Team Leader: First year reflection

not for students not for graduates not for beginners for professionals for executives


The jolly ol’ christmas time brought a lot of something one rarely sees these days: Relaxation. I tried to use this time of year to reflect my doing and undoing of the last several months. The end of the year is perfect because you are drained heavily to family and friend events and get away from your job time. The distance to the rat race is gold, let us talk about how I used the calmer season.

Continue reading “Team Leader: First year reflection”

The skill of failing – lessons learned

not for students for graduates for beginners for professionals not for executives


Our society celebrates victories and success. These successes are often celebrated after project milestones. But nobody likes to talk about the stories behind them. The story of careful planning, focusing for goals, fighting against all odds and failing multiple times. I think failing is a very important skill and hugely underestimated as a soft skill. I consider it as the one of the most important skill for research and development.

Continue reading “The skill of failing – lessons learned”

Coach yourself or … die trying

this article is a product review

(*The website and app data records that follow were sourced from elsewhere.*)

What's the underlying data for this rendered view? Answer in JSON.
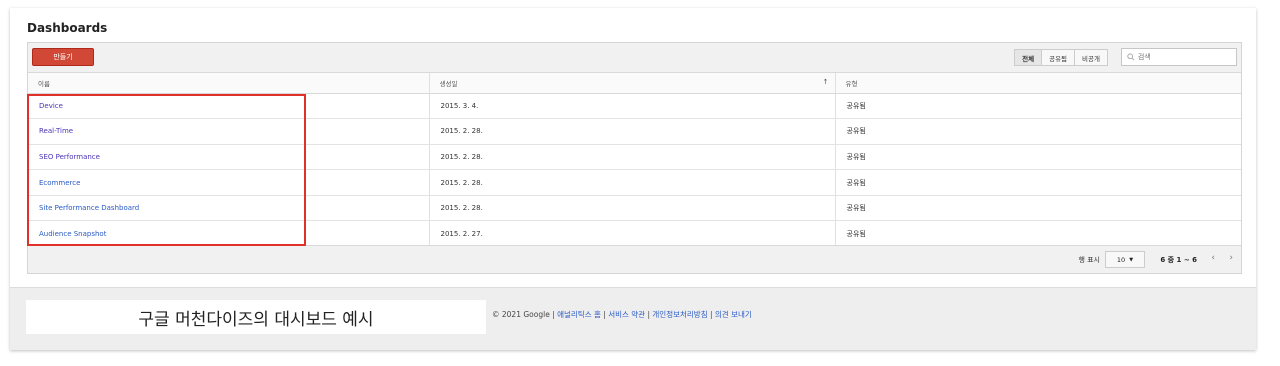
{
  "page": {
    "title": "Dashboards"
  },
  "toolbar": {
    "create_label": "만들기",
    "filters": [
      "전체",
      "공유됨",
      "비공개"
    ],
    "search_placeholder": "검색"
  },
  "table": {
    "columns": [
      "이름",
      "생성일",
      "유형"
    ],
    "sort_indicator": "↑",
    "rows": [
      {
        "name": "Device",
        "date": "2015. 3. 4.",
        "type": "공유됨"
      },
      {
        "name": "Real-Time",
        "date": "2015. 2. 28.",
        "type": "공유됨"
      },
      {
        "name": "SEO Performance",
        "date": "2015. 2. 28.",
        "type": "공유됨"
      },
      {
        "name": "Ecommerce",
        "date": "2015. 2. 28.",
        "type": "공유됨"
      },
      {
        "name": "Site Performance Dashboard",
        "date": "2015. 2. 28.",
        "type": "공유됨"
      },
      {
        "name": "Audience Snapshot",
        "date": "2015. 2. 27.",
        "type": "공유됨"
      }
    ]
  },
  "pagination": {
    "rows_label": "행 표시",
    "rows_value": "10",
    "range": "6 중 1 ~ 6",
    "prev": "‹",
    "next": "›"
  },
  "caption": "구글 머천다이즈의 대시보드 예시",
  "footer": {
    "copyright": "© 2021 Google | ",
    "links": [
      "애널리틱스 홈",
      "서비스 약관",
      "개인정보처리방침",
      "의견 보내기"
    ],
    "separator": " | "
  },
  "colors": {
    "accent": "#d14836",
    "highlight": "#e0302a",
    "link": "#4b34b8"
  }
}
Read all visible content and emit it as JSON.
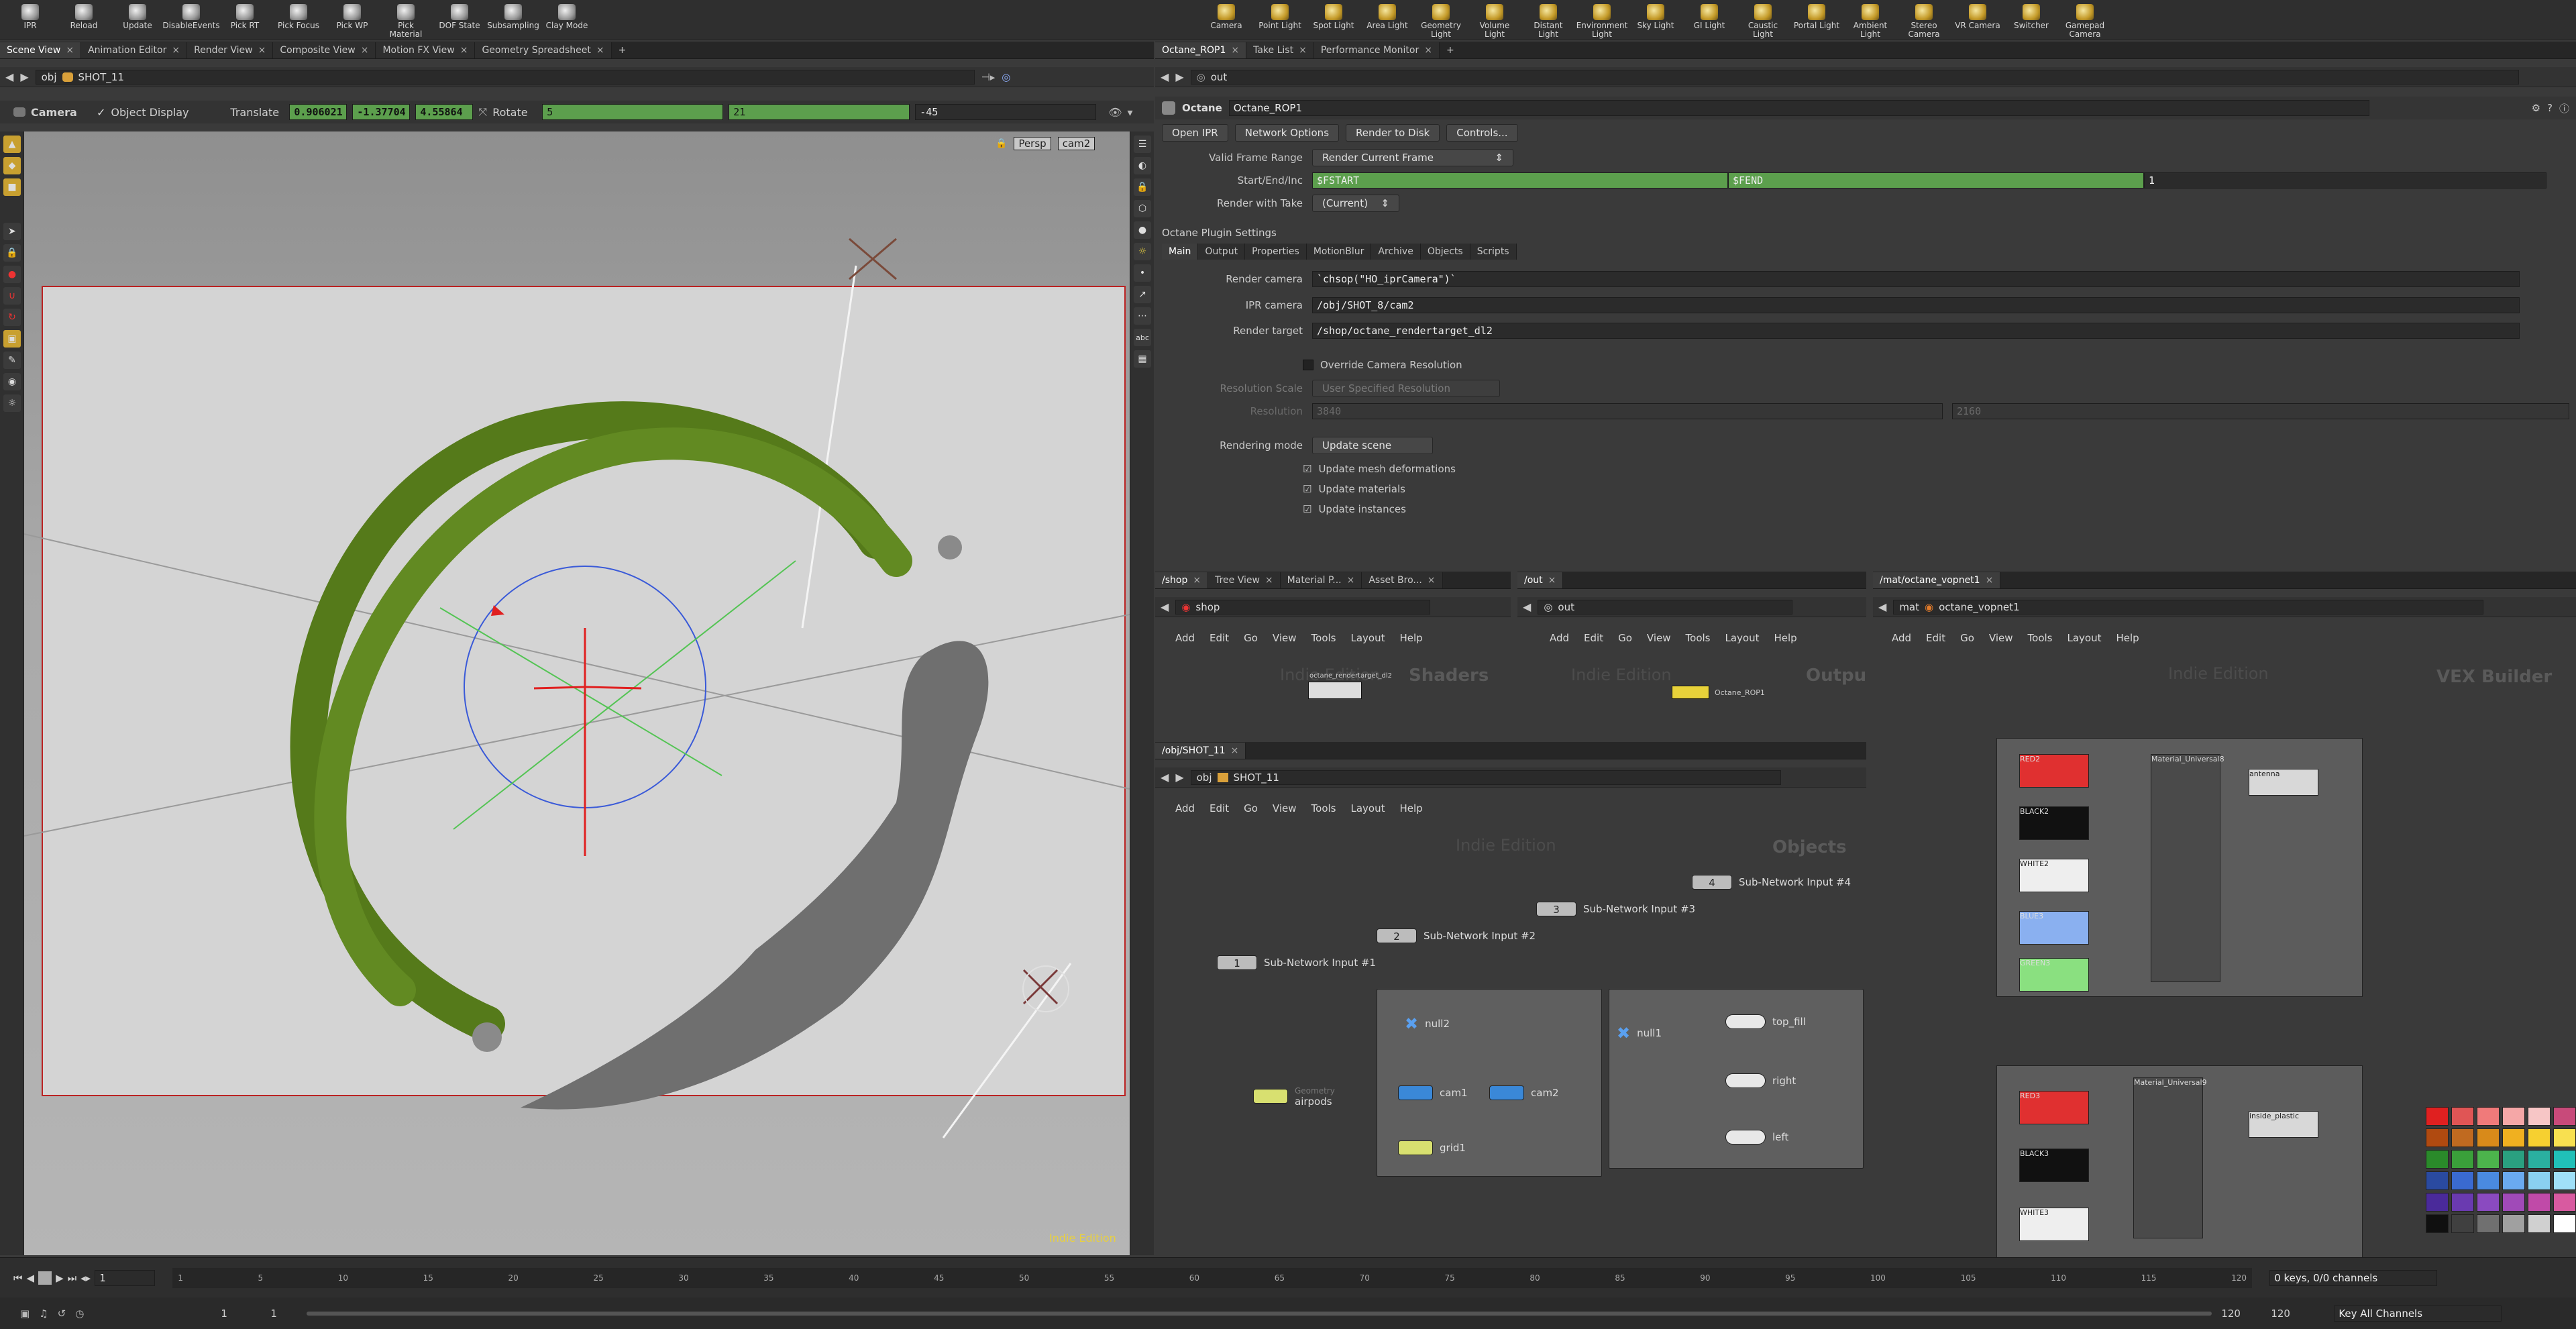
{
  "shelf_left": [
    {
      "label": "IPR",
      "icon": "ipr-icon"
    },
    {
      "label": "Reload",
      "icon": "reload-icon"
    },
    {
      "label": "Update",
      "icon": "update-icon"
    },
    {
      "label": "DisableEvents",
      "icon": "disable-events-icon"
    },
    {
      "label": "Pick RT",
      "icon": "pick-rt-icon"
    },
    {
      "label": "Pick Focus",
      "icon": "pick-focus-icon"
    },
    {
      "label": "Pick WP",
      "icon": "pick-wp-icon"
    },
    {
      "label": "Pick Material",
      "icon": "pick-material-icon"
    },
    {
      "label": "DOF State",
      "icon": "dof-state-icon"
    },
    {
      "label": "Subsampling",
      "icon": "subsampling-icon"
    },
    {
      "label": "Clay Mode",
      "icon": "clay-mode-icon"
    }
  ],
  "shelf_right": [
    {
      "label": "Camera"
    },
    {
      "label": "Point Light"
    },
    {
      "label": "Spot Light"
    },
    {
      "label": "Area Light"
    },
    {
      "label": "Geometry\nLight"
    },
    {
      "label": "Volume Light"
    },
    {
      "label": "Distant Light"
    },
    {
      "label": "Environment\nLight"
    },
    {
      "label": "Sky Light"
    },
    {
      "label": "GI Light"
    },
    {
      "label": "Caustic Light"
    },
    {
      "label": "Portal Light"
    },
    {
      "label": "Ambient Light"
    },
    {
      "label": "Stereo\nCamera"
    },
    {
      "label": "VR Camera"
    },
    {
      "label": "Switcher"
    },
    {
      "label": "Gamepad\nCamera"
    }
  ],
  "left_tabs": [
    "Scene View",
    "Animation Editor",
    "Render View",
    "Composite View",
    "Motion FX View",
    "Geometry Spreadsheet"
  ],
  "viewer_path": {
    "root": "obj",
    "node": "SHOT_11"
  },
  "camera_bar": {
    "mode": "Camera",
    "object_display": "Object Display",
    "translate_label": "Translate",
    "tx": "0.906021",
    "ty": "-1.37704",
    "tz": "4.55864",
    "rotate_label": "Rotate",
    "rx": "5",
    "ry": "21",
    "rz": "-45"
  },
  "viewport": {
    "persp": "Persp",
    "cam": "cam2",
    "watermark": "Indie Edition"
  },
  "right_tabs": [
    "Octane_ROP1",
    "Take List",
    "Performance Monitor"
  ],
  "rop_path": "out",
  "rop": {
    "type": "Octane",
    "name": "Octane_ROP1",
    "buttons": [
      "Open IPR",
      "Network Options",
      "Render to Disk",
      "Controls..."
    ],
    "valid_frame_range_label": "Valid Frame Range",
    "valid_frame_range": "Render Current Frame",
    "start_end_label": "Start/End/Inc",
    "fstart": "$FSTART",
    "fend": "$FEND",
    "inc": "1",
    "take_label": "Render with Take",
    "take": "(Current)",
    "plugin_settings": "Octane Plugin Settings",
    "plugin_tabs": [
      "Main",
      "Output",
      "Properties",
      "MotionBlur",
      "Archive",
      "Objects",
      "Scripts"
    ],
    "render_camera_label": "Render camera",
    "render_camera": "`chsop(\"HO_iprCamera\")`",
    "ipr_camera_label": "IPR camera",
    "ipr_camera": "/obj/SHOT_8/cam2",
    "render_target_label": "Render target",
    "render_target": "/shop/octane_rendertarget_dl2",
    "override_res": "Override Camera Resolution",
    "res_scale_label": "Resolution Scale",
    "res_scale": "User Specified Resolution",
    "res_label": "Resolution",
    "res_x": "3840",
    "res_y": "2160",
    "rendering_mode_label": "Rendering mode",
    "rendering_mode": "Update scene",
    "update_mesh": "Update mesh deformations",
    "update_materials": "Update materials",
    "update_instances": "Update instances"
  },
  "shop_tabs": [
    "/shop",
    "Tree View",
    "Material P...",
    "Asset Bro..."
  ],
  "out_tabs": [
    "/out"
  ],
  "vex_tabs": [
    "/mat/octane_vopnet1"
  ],
  "menus": [
    "Add",
    "Edit",
    "Go",
    "View",
    "Tools",
    "Layout",
    "Help"
  ],
  "shop_pane": {
    "path": "shop",
    "watermark": "Indie Edition",
    "title": "Shaders",
    "node": "octane_rendertarget_dl2"
  },
  "out_pane": {
    "path": "out",
    "watermark": "Indie Edition",
    "title": "Outputs",
    "node": "Octane_ROP1"
  },
  "obj_tabs": [
    "/obj/SHOT_11"
  ],
  "obj_pane": {
    "root": "obj",
    "path": "SHOT_11",
    "watermark": "Indie Edition",
    "title": "Objects",
    "inputs": [
      "Sub-Network Input #1",
      "Sub-Network Input #2",
      "Sub-Network Input #3",
      "Sub-Network Input #4"
    ],
    "input_nums": [
      "1",
      "2",
      "3",
      "4"
    ],
    "nodes": {
      "null2": "null2",
      "cam1": "cam1",
      "cam2": "cam2",
      "grid1": "grid1",
      "geometry": "Geometry",
      "airpods": "airpods",
      "null1": "null1",
      "top_fill": "top_fill",
      "right": "right",
      "left": "left"
    }
  },
  "vex_pane": {
    "root": "mat",
    "path": "octane_vopnet1",
    "watermark": "Indie Edition",
    "title": "VEX Builder",
    "nodes": [
      "RED2",
      "BLACK2",
      "WHITE2",
      "BLUE3",
      "GREEN3",
      "Material_Universal8",
      "antenna",
      "RED3",
      "BLACK3",
      "WHITE3",
      "Material_Universal9",
      "inside_plastic"
    ]
  },
  "timeline": {
    "frame": "1",
    "start": "1",
    "start2": "1",
    "end": "120",
    "end2": "120",
    "keys": "0 keys, 0/0 channels",
    "key_all": "Key All Channels",
    "ticks": [
      "1",
      "5",
      "10",
      "15",
      "20",
      "25",
      "30",
      "35",
      "40",
      "45",
      "50",
      "55",
      "60",
      "65",
      "70",
      "75",
      "80",
      "85",
      "90",
      "95",
      "100",
      "105",
      "110",
      "115",
      "120"
    ]
  },
  "palette": [
    "#e02020",
    "#e05555",
    "#f07a7a",
    "#f5a7a7",
    "#f7c6c6",
    "#c84a7a",
    "#b04a10",
    "#c06a20",
    "#d88a1a",
    "#f0b020",
    "#f6d030",
    "#f8e050",
    "#2a8a2a",
    "#3aa03a",
    "#4cb44c",
    "#2aa080",
    "#2ab0a0",
    "#20c0b8",
    "#2a4aa0",
    "#3a6ad0",
    "#4a8ae0",
    "#6aaaf0",
    "#8ad0f0",
    "#a0e0f8",
    "#4a2a9a",
    "#6a3ab0",
    "#8a4ac0",
    "#a04ab8",
    "#c04aa8",
    "#d85aa0",
    "#101010",
    "#404040",
    "#707070",
    "#a0a0a0",
    "#d0d0d0",
    "#ffffff"
  ]
}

As an employee one hopes to receive direction from my superior. In most cases of my nearly 10 year long working life, that expectation was not reached at all. Reasons are manifold and usually it is due to bad priorisation and that leading in its most basic state is not put into place. At some recent point, I stumbled over the book “Coach Yourself to Success” by Talane Miedaner written originally in 2000 that I found quite helpful to read and reflect about. In this article, I would like to review it and give my opinion about its possible impact into life.

Continue reading “Coach yourself or … die trying”

Wrong stimuli: The German Employment Bureau and what businesses can learn from it

not for students not for graduates not for beginners for professionals for executives


One of the most renowned measures of the state of a national economy is the unemployment rate. Luckily, living in Germany we have had some luck during the biggest financial crises in 2008/2009 which resulted just in a slight increase of unemployment rate. Nowadays, the unemployment rate is as low as ever: Five percent was announced several days ago. Surely, there were some measures in place at the right time. The most effective measure was the reduced-hour work helping to buffer the layoff of the workers. This is something for another blog entry. Nevertheless, it is interesting to take a peek into the stimulus of the German Employment Bureau (Arbeitsagentur). What is their aim? How do they handle their goal? And why is the way they do it usually wrong? A small discussion about wrong stimuli in fixed processing systems.

Continue reading “Wrong stimuli: The German Employment Bureau and what businesses can learn from it”

Value your employees by investing

not for students not for graduates not for beginners for professionals for executives

Being the team or group leader is sometimes a bit narrowing the view concerning the needs of your employees. You will be faced with the budget. The budget is limiting your possibilities for solving the every days work issues. Whether your budget has a volume of 1 million bugs or 1000, you still have to think first about the needs of your team in my opinion.

Continue reading “Value your employees by investing”

Bachelor or Master? What is enough?

for students for graduates for beginners for professionals for executives

I have studied in Germany and Great-Britain in two of the leading engineering universities. So I know the different systems quite a bit. While the anglo-saxon education system tends to go for Bachelor graduations, then skips masters mostly to aim for PhDs, in Germany the master level is the standard. I want to challenge the master level here to some extend and encourage students to leave university earlier. Also, I would like employers to rethink their expectations to graduates in this article.

Continue reading “Bachelor or Master? What is enough?”

The first job is bad? It’s an oppurtunity!

for students for graduates for beginners not for professionals not for executives

Well, there you are. You recently graduated and now the world bows down to the extensive brain power and your well forged skill levels. You know what, forget it. A first job will teach you humbleness. The application process will do and the real world out there will do. You are just a small fish in the huge sea and there will be a bigger fish. In the end, it might happen that the offers you receive are vague and bad. They might be far under your expectations and you, you are disencouraged. So what do you do? Take the bad offer or search for a better opportunity? Let’s discuss this point under your financial and personal developing aspects.

Continue reading “The first job is bad? It’s an oppurtunity!”